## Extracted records
-------
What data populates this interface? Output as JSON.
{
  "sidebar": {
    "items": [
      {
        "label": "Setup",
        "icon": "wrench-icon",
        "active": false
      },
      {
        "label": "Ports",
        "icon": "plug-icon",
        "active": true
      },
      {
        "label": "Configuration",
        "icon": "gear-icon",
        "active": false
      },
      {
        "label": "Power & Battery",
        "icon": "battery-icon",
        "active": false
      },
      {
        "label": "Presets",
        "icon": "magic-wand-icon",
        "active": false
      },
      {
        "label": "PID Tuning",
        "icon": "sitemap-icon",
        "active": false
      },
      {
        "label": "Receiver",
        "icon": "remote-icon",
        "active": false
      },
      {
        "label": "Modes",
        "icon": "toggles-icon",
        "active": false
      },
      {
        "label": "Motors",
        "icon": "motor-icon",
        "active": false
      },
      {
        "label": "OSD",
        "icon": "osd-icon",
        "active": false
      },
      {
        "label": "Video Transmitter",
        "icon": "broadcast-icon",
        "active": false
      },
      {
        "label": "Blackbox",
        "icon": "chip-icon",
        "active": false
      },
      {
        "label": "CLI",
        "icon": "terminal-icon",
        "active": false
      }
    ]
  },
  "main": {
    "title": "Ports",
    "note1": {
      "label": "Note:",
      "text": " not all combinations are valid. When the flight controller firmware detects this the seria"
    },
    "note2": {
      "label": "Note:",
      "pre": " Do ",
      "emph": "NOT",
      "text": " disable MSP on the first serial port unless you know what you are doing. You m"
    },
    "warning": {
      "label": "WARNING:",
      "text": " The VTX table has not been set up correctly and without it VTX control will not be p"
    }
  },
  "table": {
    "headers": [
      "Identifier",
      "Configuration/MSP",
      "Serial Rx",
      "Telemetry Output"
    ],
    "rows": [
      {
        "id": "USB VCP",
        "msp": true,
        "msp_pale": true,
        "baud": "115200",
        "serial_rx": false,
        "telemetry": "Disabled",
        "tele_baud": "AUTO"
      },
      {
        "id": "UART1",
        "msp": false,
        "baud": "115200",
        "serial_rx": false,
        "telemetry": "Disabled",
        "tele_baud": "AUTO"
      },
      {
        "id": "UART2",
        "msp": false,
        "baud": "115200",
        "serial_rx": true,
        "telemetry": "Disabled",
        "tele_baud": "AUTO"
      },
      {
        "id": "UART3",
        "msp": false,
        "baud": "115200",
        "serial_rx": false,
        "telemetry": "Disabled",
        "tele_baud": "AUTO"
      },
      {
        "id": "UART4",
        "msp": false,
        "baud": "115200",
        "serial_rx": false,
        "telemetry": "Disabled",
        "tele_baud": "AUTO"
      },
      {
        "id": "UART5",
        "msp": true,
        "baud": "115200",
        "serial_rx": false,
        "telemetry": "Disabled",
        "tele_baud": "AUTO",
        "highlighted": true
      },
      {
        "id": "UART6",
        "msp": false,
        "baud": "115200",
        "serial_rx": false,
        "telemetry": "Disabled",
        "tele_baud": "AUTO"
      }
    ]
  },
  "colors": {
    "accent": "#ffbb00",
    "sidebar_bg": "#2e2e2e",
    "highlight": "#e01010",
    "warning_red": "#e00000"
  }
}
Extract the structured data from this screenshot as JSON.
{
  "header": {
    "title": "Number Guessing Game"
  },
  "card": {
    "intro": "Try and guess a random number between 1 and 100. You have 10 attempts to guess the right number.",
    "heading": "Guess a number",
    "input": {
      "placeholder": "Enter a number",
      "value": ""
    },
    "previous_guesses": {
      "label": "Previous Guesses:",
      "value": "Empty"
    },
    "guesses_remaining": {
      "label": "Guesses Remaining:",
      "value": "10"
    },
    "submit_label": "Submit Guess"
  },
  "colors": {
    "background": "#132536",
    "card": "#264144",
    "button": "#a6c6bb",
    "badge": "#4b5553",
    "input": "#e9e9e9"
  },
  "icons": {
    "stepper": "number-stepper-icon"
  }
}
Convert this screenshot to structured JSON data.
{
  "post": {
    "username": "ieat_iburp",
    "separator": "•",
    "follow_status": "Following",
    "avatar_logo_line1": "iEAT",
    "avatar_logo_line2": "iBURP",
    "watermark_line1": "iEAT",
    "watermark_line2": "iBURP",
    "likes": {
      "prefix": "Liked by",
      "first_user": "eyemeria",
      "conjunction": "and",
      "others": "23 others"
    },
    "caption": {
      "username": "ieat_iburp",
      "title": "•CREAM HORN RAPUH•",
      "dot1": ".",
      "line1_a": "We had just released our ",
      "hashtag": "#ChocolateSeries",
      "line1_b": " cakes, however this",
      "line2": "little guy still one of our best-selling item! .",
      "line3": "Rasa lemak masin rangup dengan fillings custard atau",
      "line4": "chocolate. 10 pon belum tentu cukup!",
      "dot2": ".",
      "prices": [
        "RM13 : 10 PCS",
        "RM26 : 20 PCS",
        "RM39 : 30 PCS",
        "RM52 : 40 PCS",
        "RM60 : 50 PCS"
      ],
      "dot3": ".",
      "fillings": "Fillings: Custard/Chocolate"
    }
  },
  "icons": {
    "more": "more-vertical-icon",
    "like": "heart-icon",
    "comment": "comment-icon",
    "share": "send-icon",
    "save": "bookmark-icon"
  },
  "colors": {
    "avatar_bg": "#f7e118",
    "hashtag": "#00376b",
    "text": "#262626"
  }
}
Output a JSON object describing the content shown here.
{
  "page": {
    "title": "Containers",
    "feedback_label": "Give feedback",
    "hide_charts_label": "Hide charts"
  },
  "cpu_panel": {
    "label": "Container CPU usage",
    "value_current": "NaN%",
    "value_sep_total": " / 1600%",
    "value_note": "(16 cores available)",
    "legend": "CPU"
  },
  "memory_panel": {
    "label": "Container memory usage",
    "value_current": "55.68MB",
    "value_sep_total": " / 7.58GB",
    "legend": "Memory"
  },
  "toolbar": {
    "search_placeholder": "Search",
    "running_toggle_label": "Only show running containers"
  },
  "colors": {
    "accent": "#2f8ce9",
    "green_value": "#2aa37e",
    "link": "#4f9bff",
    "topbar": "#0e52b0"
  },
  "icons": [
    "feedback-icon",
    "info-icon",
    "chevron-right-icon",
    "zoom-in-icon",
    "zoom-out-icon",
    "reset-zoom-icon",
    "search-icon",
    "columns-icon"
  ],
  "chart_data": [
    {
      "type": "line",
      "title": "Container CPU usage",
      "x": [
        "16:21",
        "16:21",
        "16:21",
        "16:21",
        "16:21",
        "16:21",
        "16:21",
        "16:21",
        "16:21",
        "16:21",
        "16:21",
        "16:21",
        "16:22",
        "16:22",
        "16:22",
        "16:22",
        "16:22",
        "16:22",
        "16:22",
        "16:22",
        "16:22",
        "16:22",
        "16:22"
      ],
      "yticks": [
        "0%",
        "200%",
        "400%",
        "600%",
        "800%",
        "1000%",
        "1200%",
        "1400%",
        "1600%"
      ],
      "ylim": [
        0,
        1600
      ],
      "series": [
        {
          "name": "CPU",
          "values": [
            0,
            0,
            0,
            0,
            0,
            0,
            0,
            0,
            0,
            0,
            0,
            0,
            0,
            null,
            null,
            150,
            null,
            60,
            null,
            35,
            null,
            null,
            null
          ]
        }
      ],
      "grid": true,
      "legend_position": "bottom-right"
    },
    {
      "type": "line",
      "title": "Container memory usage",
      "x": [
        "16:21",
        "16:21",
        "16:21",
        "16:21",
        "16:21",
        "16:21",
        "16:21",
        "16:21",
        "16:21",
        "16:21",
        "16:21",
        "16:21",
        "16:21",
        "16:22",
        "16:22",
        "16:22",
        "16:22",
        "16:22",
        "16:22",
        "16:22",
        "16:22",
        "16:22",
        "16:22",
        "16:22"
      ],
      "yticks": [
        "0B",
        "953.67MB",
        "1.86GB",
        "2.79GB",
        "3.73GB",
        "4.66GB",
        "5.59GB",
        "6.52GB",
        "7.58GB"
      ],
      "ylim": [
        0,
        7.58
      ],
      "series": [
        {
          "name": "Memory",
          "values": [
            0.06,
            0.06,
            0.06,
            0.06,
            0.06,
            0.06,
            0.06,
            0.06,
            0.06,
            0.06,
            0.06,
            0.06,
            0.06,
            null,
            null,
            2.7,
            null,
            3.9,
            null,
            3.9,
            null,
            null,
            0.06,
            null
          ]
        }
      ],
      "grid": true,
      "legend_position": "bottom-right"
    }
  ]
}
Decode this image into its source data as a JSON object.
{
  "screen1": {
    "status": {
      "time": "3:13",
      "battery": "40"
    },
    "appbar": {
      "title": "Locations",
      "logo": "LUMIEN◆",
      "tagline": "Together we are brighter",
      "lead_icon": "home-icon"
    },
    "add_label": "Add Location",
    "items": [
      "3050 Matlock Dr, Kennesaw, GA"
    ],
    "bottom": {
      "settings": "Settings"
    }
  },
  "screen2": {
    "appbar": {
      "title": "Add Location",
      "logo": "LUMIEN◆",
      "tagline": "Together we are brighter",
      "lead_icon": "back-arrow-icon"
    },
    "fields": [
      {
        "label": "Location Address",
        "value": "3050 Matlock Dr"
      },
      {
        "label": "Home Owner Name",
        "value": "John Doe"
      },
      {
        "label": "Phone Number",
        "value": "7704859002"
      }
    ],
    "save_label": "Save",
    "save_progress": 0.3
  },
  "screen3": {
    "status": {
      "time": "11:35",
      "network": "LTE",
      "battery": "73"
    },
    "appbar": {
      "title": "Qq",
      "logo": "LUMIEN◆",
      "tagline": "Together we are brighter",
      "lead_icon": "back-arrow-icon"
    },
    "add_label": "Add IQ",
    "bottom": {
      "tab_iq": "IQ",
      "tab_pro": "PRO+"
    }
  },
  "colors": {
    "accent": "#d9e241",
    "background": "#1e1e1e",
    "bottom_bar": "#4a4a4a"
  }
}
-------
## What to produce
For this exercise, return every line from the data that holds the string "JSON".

## Response for this exercise
What data populates this interface? Output as JSON.
Extract the structured data from this screenshot as JSON.
Convert this screenshot to structured JSON data.
Output a JSON object describing the content shown here.
Decode this image into its source data as a JSON object.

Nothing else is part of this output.